A team with a $200mm payroll has to spend more in order to gather goodwill with its fans? No wonder they are all spoiled brats: winning the World Series each year is an unrealistic goal. Period.
Sports teams all over have frontrunners. But I couldn’t help but wonder when the Mets start winning, will all those annoying fans be ours? I know that I’m not going anywhere, I know I’ll have my season ticket package, will still follow them on the road, will still write about them. I feel like because I am super connected with all these folks that I’ll be rejoicing with several close friends whom I also consider family. Yet, there will be a shit ton more people who are going simply because the Mets are winning. I know they are hard to watch at times now, but I still manage to watch, even live, even on the road (even chronicled here, as a devoted female fan in the area!). Am I somehow better than the people who won’t go? Can’t say I am.

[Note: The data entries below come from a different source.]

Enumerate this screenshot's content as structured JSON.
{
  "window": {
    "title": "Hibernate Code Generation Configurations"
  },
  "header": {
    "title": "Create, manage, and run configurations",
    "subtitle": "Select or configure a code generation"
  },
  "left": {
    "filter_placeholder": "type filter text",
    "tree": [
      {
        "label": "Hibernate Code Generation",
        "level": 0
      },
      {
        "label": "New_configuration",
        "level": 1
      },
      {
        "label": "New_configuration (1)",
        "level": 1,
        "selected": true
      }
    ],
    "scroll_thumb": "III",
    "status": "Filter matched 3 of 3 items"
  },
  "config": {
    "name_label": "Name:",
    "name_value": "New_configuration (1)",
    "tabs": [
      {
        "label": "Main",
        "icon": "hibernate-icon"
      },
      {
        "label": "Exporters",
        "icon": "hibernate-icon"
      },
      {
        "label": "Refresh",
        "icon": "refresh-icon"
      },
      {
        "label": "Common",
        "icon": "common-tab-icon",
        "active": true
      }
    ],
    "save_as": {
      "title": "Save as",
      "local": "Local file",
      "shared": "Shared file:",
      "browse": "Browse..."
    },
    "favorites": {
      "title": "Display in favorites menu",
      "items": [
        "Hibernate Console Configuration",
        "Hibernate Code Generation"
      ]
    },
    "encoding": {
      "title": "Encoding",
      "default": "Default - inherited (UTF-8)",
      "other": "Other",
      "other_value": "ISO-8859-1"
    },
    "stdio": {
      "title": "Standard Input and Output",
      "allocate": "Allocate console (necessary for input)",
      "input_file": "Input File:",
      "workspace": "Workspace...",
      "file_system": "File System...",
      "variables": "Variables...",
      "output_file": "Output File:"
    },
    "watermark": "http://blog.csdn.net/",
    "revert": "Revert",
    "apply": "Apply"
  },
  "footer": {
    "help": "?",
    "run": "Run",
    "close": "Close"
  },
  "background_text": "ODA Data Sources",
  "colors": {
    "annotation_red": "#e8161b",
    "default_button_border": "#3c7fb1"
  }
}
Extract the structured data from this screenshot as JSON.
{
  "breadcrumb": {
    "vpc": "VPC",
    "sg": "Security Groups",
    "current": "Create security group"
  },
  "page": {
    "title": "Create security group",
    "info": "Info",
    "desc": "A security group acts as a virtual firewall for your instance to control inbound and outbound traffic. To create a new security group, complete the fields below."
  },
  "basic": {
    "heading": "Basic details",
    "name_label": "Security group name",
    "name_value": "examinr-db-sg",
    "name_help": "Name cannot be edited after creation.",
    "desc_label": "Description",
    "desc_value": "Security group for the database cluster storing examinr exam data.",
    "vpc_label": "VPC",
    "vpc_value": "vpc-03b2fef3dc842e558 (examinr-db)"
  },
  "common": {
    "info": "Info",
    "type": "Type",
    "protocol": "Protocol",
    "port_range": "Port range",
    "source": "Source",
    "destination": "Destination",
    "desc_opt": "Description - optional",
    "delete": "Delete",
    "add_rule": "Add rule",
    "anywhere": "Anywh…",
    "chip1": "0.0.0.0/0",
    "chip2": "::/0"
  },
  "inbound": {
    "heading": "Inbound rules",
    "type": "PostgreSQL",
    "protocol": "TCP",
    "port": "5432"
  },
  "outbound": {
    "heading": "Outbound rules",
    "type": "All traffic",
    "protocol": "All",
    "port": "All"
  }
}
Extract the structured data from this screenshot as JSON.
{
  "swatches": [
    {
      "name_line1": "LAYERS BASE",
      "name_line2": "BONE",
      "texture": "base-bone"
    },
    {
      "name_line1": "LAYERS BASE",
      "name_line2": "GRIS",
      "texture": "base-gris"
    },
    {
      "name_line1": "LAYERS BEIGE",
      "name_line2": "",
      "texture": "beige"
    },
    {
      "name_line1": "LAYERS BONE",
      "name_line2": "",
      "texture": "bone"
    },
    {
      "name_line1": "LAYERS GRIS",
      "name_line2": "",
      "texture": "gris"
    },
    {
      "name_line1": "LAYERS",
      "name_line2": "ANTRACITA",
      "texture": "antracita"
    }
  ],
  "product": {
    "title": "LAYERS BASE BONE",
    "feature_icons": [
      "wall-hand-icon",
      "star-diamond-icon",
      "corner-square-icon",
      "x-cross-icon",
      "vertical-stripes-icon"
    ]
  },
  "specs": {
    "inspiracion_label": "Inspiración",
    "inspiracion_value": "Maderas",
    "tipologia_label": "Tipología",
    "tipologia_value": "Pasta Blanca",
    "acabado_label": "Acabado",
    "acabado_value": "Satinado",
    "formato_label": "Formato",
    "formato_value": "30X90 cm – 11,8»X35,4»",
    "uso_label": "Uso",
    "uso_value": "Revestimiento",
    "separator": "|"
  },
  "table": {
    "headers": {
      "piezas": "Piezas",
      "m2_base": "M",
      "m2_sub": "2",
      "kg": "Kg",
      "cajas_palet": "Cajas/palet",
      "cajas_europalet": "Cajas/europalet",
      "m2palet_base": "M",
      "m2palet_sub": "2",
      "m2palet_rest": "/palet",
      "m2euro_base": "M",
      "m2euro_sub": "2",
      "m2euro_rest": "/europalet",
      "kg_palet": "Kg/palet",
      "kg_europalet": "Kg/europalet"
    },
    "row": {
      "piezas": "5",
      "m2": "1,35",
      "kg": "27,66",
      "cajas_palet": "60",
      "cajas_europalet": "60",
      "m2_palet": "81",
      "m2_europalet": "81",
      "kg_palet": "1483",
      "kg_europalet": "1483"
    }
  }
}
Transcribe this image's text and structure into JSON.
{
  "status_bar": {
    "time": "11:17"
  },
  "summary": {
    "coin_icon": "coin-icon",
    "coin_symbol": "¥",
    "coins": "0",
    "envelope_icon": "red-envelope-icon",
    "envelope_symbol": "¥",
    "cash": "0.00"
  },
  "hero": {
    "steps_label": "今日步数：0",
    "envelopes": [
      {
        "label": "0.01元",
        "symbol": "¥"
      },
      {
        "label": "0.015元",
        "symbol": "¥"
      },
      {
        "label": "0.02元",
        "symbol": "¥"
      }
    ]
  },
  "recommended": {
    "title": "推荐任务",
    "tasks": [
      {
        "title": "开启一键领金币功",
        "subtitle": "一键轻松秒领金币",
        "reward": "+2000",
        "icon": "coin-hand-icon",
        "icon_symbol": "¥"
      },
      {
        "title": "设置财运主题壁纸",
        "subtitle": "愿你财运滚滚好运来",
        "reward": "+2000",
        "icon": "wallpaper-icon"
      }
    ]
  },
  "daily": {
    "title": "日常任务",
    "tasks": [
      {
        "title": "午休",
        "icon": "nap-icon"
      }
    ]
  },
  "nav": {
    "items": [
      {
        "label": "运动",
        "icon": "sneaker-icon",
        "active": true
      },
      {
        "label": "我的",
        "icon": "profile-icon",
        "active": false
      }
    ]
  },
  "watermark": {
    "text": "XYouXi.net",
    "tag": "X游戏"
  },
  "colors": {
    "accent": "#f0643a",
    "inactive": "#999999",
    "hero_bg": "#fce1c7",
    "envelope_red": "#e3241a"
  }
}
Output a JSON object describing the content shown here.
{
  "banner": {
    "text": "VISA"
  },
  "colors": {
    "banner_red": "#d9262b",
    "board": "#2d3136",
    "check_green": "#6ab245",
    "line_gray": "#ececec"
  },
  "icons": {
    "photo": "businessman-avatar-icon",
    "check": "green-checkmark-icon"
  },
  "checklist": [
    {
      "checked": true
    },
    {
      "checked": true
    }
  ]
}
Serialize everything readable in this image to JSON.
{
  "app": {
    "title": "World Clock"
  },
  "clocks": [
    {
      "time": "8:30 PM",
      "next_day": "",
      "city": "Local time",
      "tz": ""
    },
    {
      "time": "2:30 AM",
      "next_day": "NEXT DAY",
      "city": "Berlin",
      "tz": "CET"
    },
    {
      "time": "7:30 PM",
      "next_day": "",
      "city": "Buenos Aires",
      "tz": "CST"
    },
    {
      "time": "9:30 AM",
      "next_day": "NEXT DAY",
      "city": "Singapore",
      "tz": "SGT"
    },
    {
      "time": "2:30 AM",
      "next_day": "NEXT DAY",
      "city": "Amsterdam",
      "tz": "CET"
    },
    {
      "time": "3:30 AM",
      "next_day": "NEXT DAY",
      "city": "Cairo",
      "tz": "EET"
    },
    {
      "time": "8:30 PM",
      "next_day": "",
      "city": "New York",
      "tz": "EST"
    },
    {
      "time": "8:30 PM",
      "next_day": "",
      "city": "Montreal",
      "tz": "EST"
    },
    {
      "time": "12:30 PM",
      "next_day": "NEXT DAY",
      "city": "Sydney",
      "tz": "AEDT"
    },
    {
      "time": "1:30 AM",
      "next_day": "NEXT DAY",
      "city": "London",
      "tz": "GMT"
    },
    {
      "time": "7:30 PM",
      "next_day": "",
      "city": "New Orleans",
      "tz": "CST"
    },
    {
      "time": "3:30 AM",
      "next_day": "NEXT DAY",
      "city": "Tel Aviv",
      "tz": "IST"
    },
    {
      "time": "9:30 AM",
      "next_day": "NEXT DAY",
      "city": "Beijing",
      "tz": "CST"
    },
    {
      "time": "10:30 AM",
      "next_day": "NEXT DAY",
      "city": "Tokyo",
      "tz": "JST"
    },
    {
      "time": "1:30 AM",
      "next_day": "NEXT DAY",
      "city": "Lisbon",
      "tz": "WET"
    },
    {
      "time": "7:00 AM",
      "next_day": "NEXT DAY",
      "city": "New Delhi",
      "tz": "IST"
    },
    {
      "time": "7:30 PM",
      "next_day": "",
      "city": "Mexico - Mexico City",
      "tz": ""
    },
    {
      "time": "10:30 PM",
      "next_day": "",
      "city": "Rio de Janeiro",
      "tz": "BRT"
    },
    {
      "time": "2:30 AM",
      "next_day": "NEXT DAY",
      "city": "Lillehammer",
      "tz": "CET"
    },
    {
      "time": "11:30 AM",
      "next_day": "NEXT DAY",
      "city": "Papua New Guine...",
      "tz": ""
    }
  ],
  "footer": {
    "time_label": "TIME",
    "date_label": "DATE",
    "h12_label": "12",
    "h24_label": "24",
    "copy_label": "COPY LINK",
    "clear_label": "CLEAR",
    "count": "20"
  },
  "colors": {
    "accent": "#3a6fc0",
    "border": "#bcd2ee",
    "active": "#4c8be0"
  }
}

All you hear is silence in CitiField now. But the Yankees and Phillies fans have shown they can be spoiled brats because of a taste of winning they have. Which is frontrunneritis. Their players better get used to it, especially Ryan Howard, whose 5/$125mm contract goes into effect next year…which he’s already projected to be out. This should be entertaining (also, for other Phillies schadenfraude, read Studious Metsimus‘ post on Phorecasting the Phuture).
I know sports are not immune to frontrunneritis. It’s just something to keep us entertained when teams win, then their ultimate downfall when they lose.